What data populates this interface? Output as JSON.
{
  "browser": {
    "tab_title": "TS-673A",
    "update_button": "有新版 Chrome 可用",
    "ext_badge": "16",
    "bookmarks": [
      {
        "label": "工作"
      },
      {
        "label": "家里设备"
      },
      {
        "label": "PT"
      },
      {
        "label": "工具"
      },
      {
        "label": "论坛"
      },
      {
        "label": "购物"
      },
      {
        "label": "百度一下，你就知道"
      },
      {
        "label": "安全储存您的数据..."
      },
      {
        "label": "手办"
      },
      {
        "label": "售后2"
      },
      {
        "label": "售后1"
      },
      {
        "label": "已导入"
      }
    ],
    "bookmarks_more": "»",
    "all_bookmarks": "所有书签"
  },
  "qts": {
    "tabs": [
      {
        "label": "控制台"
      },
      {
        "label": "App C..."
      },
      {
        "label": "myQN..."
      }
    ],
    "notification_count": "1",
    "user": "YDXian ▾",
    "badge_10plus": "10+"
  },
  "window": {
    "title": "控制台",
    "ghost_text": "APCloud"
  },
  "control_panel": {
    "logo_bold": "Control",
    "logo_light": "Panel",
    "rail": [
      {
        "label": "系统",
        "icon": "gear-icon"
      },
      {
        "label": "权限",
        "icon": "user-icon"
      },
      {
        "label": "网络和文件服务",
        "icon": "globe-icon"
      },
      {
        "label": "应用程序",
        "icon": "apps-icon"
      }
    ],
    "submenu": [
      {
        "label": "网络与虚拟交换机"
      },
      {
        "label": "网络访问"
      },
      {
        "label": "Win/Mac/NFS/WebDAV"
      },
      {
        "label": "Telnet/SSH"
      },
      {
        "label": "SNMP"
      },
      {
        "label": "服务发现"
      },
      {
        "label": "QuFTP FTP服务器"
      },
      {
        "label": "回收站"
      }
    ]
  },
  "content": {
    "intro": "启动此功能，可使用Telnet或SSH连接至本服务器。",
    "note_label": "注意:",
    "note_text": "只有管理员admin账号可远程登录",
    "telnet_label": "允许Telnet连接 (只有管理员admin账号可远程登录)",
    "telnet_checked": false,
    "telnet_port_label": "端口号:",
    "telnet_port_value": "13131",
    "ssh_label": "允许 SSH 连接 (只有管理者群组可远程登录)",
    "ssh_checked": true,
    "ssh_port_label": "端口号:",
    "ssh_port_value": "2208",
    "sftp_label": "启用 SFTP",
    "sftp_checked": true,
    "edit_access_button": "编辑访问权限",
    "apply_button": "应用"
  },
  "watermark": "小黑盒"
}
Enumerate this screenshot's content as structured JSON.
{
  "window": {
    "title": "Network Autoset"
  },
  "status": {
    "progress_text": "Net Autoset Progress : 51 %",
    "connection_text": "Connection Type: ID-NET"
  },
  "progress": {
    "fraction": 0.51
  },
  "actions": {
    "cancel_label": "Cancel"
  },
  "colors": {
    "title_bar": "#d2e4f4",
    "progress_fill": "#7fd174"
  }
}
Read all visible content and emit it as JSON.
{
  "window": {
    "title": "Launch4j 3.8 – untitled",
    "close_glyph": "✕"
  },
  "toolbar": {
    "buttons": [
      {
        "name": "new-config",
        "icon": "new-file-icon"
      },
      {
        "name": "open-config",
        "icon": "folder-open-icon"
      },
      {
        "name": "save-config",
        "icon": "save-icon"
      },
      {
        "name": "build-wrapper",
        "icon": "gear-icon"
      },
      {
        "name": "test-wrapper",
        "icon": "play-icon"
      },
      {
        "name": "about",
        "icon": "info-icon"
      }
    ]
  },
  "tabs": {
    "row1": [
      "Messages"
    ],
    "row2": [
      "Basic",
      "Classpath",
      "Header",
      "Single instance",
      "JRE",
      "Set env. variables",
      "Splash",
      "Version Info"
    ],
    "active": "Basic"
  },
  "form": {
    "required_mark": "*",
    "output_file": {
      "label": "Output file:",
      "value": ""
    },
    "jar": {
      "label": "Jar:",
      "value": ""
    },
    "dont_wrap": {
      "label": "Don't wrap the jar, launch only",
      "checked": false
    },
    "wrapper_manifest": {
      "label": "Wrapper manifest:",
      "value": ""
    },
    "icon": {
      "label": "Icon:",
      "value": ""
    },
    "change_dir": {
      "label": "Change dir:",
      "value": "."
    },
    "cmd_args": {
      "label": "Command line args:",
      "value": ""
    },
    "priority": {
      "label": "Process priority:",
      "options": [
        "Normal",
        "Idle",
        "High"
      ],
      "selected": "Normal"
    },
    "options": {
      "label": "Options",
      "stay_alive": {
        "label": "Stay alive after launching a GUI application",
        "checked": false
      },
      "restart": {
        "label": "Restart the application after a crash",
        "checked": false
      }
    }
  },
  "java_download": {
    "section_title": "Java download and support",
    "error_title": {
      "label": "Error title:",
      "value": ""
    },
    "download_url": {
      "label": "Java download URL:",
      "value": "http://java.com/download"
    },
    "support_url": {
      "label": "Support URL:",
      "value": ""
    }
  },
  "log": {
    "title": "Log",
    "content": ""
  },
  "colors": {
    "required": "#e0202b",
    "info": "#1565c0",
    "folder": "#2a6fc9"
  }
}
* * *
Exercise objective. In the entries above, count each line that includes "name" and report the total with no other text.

Reply. 6